In a very real sense, the United States began in Old City Philadelphia, where the Continental Congress met to approve the Declaration of Independence and where the U.S. constition first came to life. This history of Old City follows the neighborhood's transformation from a quiet collection of colonial homes to a national center to a site of urban renewal and finally, to an urban neighborhood buzzing with new life.
SOCIAL HISTORY OF THE UNITED STATES
Social History of the United States is a cornerstone reference that tells the story of 20th-century America, examining the interplay of policies, events, and everyday life in each decade of the 1900s with unmatched authority, clarity, and insight.
Spanning ten volumes and featuring the work of some of the foremost social historians working today, Social History of the United States bridges the gap between 20th-century history as it played out on the grand stage and history as it affected--and was affected by--citizens at the grassroots level.
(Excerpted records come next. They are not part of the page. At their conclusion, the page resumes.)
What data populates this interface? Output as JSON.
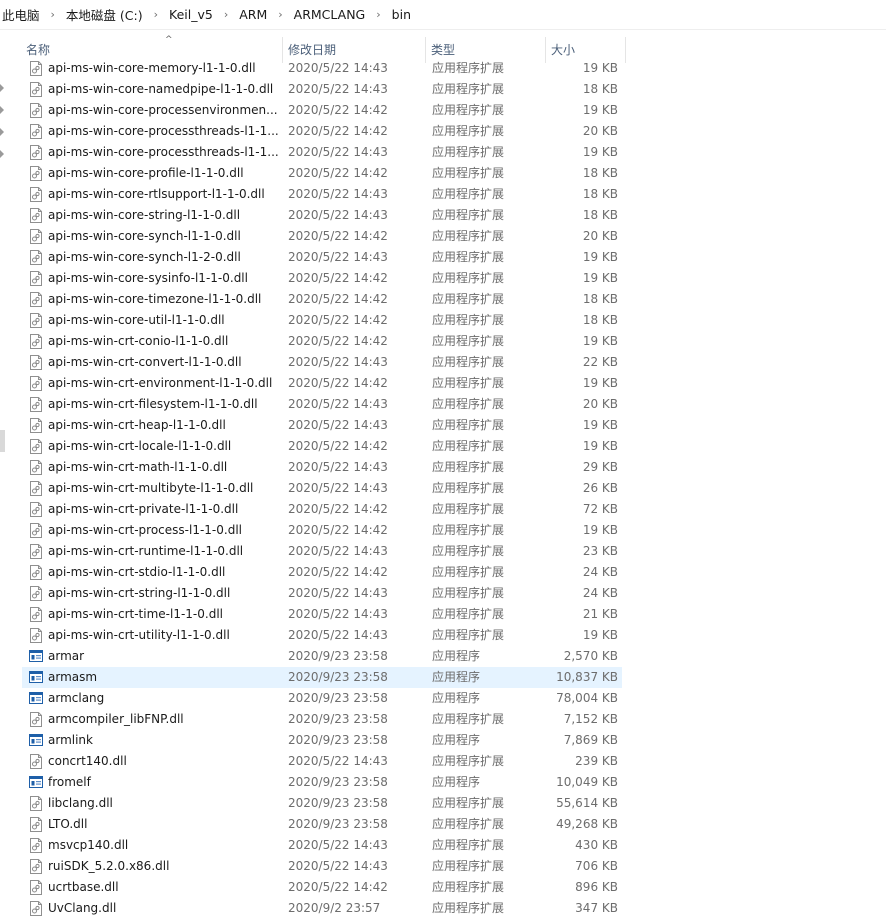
{
  "breadcrumb": [
    "此电脑",
    "本地磁盘 (C:)",
    "Keil_v5",
    "ARM",
    "ARMCLANG",
    "bin"
  ],
  "breadcrumb_separator": "›",
  "columns": {
    "name": "名称",
    "date": "修改日期",
    "type": "类型",
    "size": "大小"
  },
  "sort_indicator": "^",
  "colors": {
    "selected_row": "#e5f3ff",
    "header_text": "#4c607a",
    "exe_icon": "#1e5fa8"
  },
  "files": [
    {
      "name": "api-ms-win-core-memory-l1-1-0.dll",
      "date": "2020/5/22 14:43",
      "type": "应用程序扩展",
      "size": "19 KB",
      "icon": "dll-file-icon"
    },
    {
      "name": "api-ms-win-core-namedpipe-l1-1-0.dll",
      "date": "2020/5/22 14:43",
      "type": "应用程序扩展",
      "size": "18 KB",
      "icon": "dll-file-icon"
    },
    {
      "name": "api-ms-win-core-processenvironmen...",
      "date": "2020/5/22 14:42",
      "type": "应用程序扩展",
      "size": "19 KB",
      "icon": "dll-file-icon"
    },
    {
      "name": "api-ms-win-core-processthreads-l1-1...",
      "date": "2020/5/22 14:42",
      "type": "应用程序扩展",
      "size": "20 KB",
      "icon": "dll-file-icon"
    },
    {
      "name": "api-ms-win-core-processthreads-l1-1...",
      "date": "2020/5/22 14:43",
      "type": "应用程序扩展",
      "size": "19 KB",
      "icon": "dll-file-icon"
    },
    {
      "name": "api-ms-win-core-profile-l1-1-0.dll",
      "date": "2020/5/22 14:42",
      "type": "应用程序扩展",
      "size": "18 KB",
      "icon": "dll-file-icon"
    },
    {
      "name": "api-ms-win-core-rtlsupport-l1-1-0.dll",
      "date": "2020/5/22 14:43",
      "type": "应用程序扩展",
      "size": "18 KB",
      "icon": "dll-file-icon"
    },
    {
      "name": "api-ms-win-core-string-l1-1-0.dll",
      "date": "2020/5/22 14:43",
      "type": "应用程序扩展",
      "size": "18 KB",
      "icon": "dll-file-icon"
    },
    {
      "name": "api-ms-win-core-synch-l1-1-0.dll",
      "date": "2020/5/22 14:42",
      "type": "应用程序扩展",
      "size": "20 KB",
      "icon": "dll-file-icon"
    },
    {
      "name": "api-ms-win-core-synch-l1-2-0.dll",
      "date": "2020/5/22 14:43",
      "type": "应用程序扩展",
      "size": "19 KB",
      "icon": "dll-file-icon"
    },
    {
      "name": "api-ms-win-core-sysinfo-l1-1-0.dll",
      "date": "2020/5/22 14:42",
      "type": "应用程序扩展",
      "size": "19 KB",
      "icon": "dll-file-icon"
    },
    {
      "name": "api-ms-win-core-timezone-l1-1-0.dll",
      "date": "2020/5/22 14:42",
      "type": "应用程序扩展",
      "size": "18 KB",
      "icon": "dll-file-icon"
    },
    {
      "name": "api-ms-win-core-util-l1-1-0.dll",
      "date": "2020/5/22 14:42",
      "type": "应用程序扩展",
      "size": "18 KB",
      "icon": "dll-file-icon"
    },
    {
      "name": "api-ms-win-crt-conio-l1-1-0.dll",
      "date": "2020/5/22 14:42",
      "type": "应用程序扩展",
      "size": "19 KB",
      "icon": "dll-file-icon"
    },
    {
      "name": "api-ms-win-crt-convert-l1-1-0.dll",
      "date": "2020/5/22 14:43",
      "type": "应用程序扩展",
      "size": "22 KB",
      "icon": "dll-file-icon"
    },
    {
      "name": "api-ms-win-crt-environment-l1-1-0.dll",
      "date": "2020/5/22 14:42",
      "type": "应用程序扩展",
      "size": "19 KB",
      "icon": "dll-file-icon"
    },
    {
      "name": "api-ms-win-crt-filesystem-l1-1-0.dll",
      "date": "2020/5/22 14:43",
      "type": "应用程序扩展",
      "size": "20 KB",
      "icon": "dll-file-icon"
    },
    {
      "name": "api-ms-win-crt-heap-l1-1-0.dll",
      "date": "2020/5/22 14:43",
      "type": "应用程序扩展",
      "size": "19 KB",
      "icon": "dll-file-icon"
    },
    {
      "name": "api-ms-win-crt-locale-l1-1-0.dll",
      "date": "2020/5/22 14:42",
      "type": "应用程序扩展",
      "size": "19 KB",
      "icon": "dll-file-icon"
    },
    {
      "name": "api-ms-win-crt-math-l1-1-0.dll",
      "date": "2020/5/22 14:43",
      "type": "应用程序扩展",
      "size": "29 KB",
      "icon": "dll-file-icon"
    },
    {
      "name": "api-ms-win-crt-multibyte-l1-1-0.dll",
      "date": "2020/5/22 14:43",
      "type": "应用程序扩展",
      "size": "26 KB",
      "icon": "dll-file-icon"
    },
    {
      "name": "api-ms-win-crt-private-l1-1-0.dll",
      "date": "2020/5/22 14:42",
      "type": "应用程序扩展",
      "size": "72 KB",
      "icon": "dll-file-icon"
    },
    {
      "name": "api-ms-win-crt-process-l1-1-0.dll",
      "date": "2020/5/22 14:42",
      "type": "应用程序扩展",
      "size": "19 KB",
      "icon": "dll-file-icon"
    },
    {
      "name": "api-ms-win-crt-runtime-l1-1-0.dll",
      "date": "2020/5/22 14:43",
      "type": "应用程序扩展",
      "size": "23 KB",
      "icon": "dll-file-icon"
    },
    {
      "name": "api-ms-win-crt-stdio-l1-1-0.dll",
      "date": "2020/5/22 14:42",
      "type": "应用程序扩展",
      "size": "24 KB",
      "icon": "dll-file-icon"
    },
    {
      "name": "api-ms-win-crt-string-l1-1-0.dll",
      "date": "2020/5/22 14:43",
      "type": "应用程序扩展",
      "size": "24 KB",
      "icon": "dll-file-icon"
    },
    {
      "name": "api-ms-win-crt-time-l1-1-0.dll",
      "date": "2020/5/22 14:43",
      "type": "应用程序扩展",
      "size": "21 KB",
      "icon": "dll-file-icon"
    },
    {
      "name": "api-ms-win-crt-utility-l1-1-0.dll",
      "date": "2020/5/22 14:43",
      "type": "应用程序扩展",
      "size": "19 KB",
      "icon": "dll-file-icon"
    },
    {
      "name": "armar",
      "date": "2020/9/23 23:58",
      "type": "应用程序",
      "size": "2,570 KB",
      "icon": "exe-file-icon"
    },
    {
      "name": "armasm",
      "date": "2020/9/23 23:58",
      "type": "应用程序",
      "size": "10,837 KB",
      "icon": "exe-file-icon",
      "selected": true
    },
    {
      "name": "armclang",
      "date": "2020/9/23 23:58",
      "type": "应用程序",
      "size": "78,004 KB",
      "icon": "exe-file-icon"
    },
    {
      "name": "armcompiler_libFNP.dll",
      "date": "2020/9/23 23:58",
      "type": "应用程序扩展",
      "size": "7,152 KB",
      "icon": "dll-file-icon"
    },
    {
      "name": "armlink",
      "date": "2020/9/23 23:58",
      "type": "应用程序",
      "size": "7,869 KB",
      "icon": "exe-file-icon"
    },
    {
      "name": "concrt140.dll",
      "date": "2020/5/22 14:43",
      "type": "应用程序扩展",
      "size": "239 KB",
      "icon": "dll-file-icon"
    },
    {
      "name": "fromelf",
      "date": "2020/9/23 23:58",
      "type": "应用程序",
      "size": "10,049 KB",
      "icon": "exe-file-icon"
    },
    {
      "name": "libclang.dll",
      "date": "2020/9/23 23:58",
      "type": "应用程序扩展",
      "size": "55,614 KB",
      "icon": "dll-file-icon"
    },
    {
      "name": "LTO.dll",
      "date": "2020/9/23 23:58",
      "type": "应用程序扩展",
      "size": "49,268 KB",
      "icon": "dll-file-icon"
    },
    {
      "name": "msvcp140.dll",
      "date": "2020/5/22 14:43",
      "type": "应用程序扩展",
      "size": "430 KB",
      "icon": "dll-file-icon"
    },
    {
      "name": "ruiSDK_5.2.0.x86.dll",
      "date": "2020/5/22 14:43",
      "type": "应用程序扩展",
      "size": "706 KB",
      "icon": "dll-file-icon"
    },
    {
      "name": "ucrtbase.dll",
      "date": "2020/5/22 14:42",
      "type": "应用程序扩展",
      "size": "896 KB",
      "icon": "dll-file-icon"
    },
    {
      "name": "UvClang.dll",
      "date": "2020/9/2 23:57",
      "type": "应用程序扩展",
      "size": "347 KB",
      "icon": "dll-file-icon"
    }
  ]
}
Covering each decade in a separate volume, this exhaustive work draws on the most compelling scholarship to identify important themes and institutions, explore daily life and working conditions across the economic spectrum, and examine all aspects of the American experience from a citizen's-eye view. Casting the spotlight on those whom history often leaves in the dark, Social History of the United States is an essential addition to any library collection.
The city of Philadelphia is a road map to history. From Independence Hall, where the Declaration of Independence and the Constitution received approval to Liberty Place, the first building to grow taller than the tip of William Penn's hat on top of City Hall, the city's history-making sites are invitations to learn about Philadelphia history and its role in history. This book reviews the history of important Philadelphia landmarks, and the prose is augmented by 21st Century photographs of the sights to see in Philadelphia.